Investors need to keep a calm head in the light of market volatility caused by the Ukraine crisis, says Robin Carnaby, director at Lovewell Blake Financial Planning

Robin Carnaby
Financial Planning
Robin Carnaby, Lovewell Blake Financial Planning

After two years of uncertainty due to Covid, most of us hoped that 2022 would bring a little calm and stability to the world. As we now know, world events have rather overtaken this wish, and once again we are plunged into a time of uncertainty and turmoil.

Robin Carnaby, Lovewell Blake Financial Planning

The Ukraine conflict is inevitably having an effect on the financial markets, because of the importance of Russia as an energy supplier to the rest of Europe, the impact of increasingly swingeing sanctions, and the fact that Ukraine is itself an important supplier of foodstuffs. 

Energy prices were already high (and rising).

With Russia being a major supplier, the cutting off of Russian exports of oil and natural gas is bound to have a damaging effect on inflation rates across Europe and beyond.  The country provides around 10% of the world’s energy – and nearly 50% of the energy consumed in continental Europe.  We have already seen oil prices jump to more than $100 a barrel for the first time in seven years.

Underlying all of this is the fact that the markets’ confidence is always dented by instability.  Although they had already factored in the tensions in the region, the conflict itself has only increased short-term market volatility.  But history shows us that whilst geopolitical crises such as the one between Russia and Ukraine can temporarily upset markets, they do not typically have long-term consequences for investors.

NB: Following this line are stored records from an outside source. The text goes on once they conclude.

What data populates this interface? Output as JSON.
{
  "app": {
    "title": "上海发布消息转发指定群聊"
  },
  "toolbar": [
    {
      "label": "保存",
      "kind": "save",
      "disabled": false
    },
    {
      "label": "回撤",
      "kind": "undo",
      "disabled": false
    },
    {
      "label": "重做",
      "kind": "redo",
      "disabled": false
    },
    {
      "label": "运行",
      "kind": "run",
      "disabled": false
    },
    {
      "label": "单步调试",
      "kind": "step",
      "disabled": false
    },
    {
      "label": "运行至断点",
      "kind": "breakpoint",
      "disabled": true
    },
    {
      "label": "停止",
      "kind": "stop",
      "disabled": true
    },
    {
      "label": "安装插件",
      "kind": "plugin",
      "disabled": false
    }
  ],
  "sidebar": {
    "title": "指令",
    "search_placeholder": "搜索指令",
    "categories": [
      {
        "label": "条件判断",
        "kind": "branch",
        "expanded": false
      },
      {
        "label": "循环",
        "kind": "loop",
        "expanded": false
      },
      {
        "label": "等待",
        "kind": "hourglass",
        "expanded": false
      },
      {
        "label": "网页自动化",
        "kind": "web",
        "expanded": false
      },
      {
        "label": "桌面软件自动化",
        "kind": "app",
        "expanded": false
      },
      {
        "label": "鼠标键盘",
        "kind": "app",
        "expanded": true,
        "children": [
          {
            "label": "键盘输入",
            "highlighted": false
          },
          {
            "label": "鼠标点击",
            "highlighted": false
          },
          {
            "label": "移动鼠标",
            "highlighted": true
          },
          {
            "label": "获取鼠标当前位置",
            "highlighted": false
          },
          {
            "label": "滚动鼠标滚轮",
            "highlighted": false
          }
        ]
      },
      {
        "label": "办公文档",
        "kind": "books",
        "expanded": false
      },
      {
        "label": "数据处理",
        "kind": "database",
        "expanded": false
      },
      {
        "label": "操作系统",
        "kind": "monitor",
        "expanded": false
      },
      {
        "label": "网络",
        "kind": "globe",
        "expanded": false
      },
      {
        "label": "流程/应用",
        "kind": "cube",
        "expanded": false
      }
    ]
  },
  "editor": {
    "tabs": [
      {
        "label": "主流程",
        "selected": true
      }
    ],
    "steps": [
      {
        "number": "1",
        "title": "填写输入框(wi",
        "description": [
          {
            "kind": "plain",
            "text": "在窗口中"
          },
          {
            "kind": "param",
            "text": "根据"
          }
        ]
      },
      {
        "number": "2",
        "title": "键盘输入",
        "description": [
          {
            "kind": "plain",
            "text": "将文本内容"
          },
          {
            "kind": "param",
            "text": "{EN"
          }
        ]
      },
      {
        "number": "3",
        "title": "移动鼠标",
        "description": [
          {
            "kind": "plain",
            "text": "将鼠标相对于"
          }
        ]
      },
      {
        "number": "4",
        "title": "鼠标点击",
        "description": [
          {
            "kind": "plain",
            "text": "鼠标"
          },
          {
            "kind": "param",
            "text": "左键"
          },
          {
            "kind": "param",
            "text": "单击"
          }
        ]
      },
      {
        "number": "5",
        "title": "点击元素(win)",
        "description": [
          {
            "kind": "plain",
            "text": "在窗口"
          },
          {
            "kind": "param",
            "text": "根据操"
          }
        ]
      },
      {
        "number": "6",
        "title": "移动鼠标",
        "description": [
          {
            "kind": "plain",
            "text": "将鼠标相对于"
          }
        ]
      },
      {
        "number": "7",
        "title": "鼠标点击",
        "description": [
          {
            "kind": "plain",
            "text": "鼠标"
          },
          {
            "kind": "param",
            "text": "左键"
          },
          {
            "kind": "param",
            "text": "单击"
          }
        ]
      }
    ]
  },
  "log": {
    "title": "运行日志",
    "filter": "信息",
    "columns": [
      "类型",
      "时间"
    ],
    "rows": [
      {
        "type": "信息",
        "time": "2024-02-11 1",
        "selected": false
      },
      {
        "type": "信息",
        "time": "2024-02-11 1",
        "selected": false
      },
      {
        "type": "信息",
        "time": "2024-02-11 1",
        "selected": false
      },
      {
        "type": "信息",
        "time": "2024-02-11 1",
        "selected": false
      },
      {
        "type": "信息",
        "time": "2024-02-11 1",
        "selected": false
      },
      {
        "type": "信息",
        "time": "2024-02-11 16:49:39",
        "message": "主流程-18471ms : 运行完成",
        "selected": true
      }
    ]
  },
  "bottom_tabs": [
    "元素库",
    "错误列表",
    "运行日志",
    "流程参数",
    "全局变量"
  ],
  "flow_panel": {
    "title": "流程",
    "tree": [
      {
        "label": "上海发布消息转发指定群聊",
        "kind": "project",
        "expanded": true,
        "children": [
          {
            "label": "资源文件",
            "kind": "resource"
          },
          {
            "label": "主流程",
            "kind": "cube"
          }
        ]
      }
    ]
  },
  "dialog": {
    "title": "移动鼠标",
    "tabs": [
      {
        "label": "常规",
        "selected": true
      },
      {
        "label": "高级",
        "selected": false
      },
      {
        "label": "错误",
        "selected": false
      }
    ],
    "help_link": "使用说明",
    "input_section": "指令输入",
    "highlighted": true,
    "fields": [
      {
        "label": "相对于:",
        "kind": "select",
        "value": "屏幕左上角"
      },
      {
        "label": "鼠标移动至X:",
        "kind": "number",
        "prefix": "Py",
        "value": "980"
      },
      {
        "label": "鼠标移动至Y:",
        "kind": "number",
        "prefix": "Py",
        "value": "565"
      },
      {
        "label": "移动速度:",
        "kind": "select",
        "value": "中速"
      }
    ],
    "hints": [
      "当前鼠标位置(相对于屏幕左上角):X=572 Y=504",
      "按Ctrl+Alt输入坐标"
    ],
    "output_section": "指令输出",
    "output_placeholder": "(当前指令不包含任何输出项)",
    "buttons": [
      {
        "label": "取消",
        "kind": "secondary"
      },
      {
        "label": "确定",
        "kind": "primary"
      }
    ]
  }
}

At the start of the Covid pandemic in March 2020, we witnessed a dramatic 30% fall in market values over one month as the outbreak of the virus took its toll.  Twelve months later many markets had returned to pre-Covid values.  Immediately prior to the Ukraine conflict, the FTSE All Share Index was not far short of 20% ahead of where it was in March 2019.

The message to investors as we face another wave of market volatility is exactly the same as it was at the start of the pandemic two years ago:

  • Investing is considered a medium to long-term approach – generally 5 years and beyond.
  • A diverse investment solution is of paramount importance in protecting investors against volatility.
  • Selling assets because of short-term movement in the markets is something to avoid, if possible; you could limit the longer-term growth potential.

The key message in the current unstable situation is: don’t panic.  Investments decisions made on a knee-jerk basis are seldom the right ones; a calm head is called for now more than ever.

Could speaking to a member of the team put your mind as ease?

Wide-ranging tax planning and compliance services for individuals seeking advice and guidance from our team of experienced and highly qualified professionals.

Friendly and coherent advice and guidance on accounting and tax matters for small business owners including those starting out for the first time.

Established businesses requiring accounting and tax compliance services, forward thinking tax planning advice and the support to help your business succeed.

Our full range of enhanced corporate services aimed at large companies and those requiring audit, assurance, corporate tax advisory and diverse tax planning services.



This is a test definition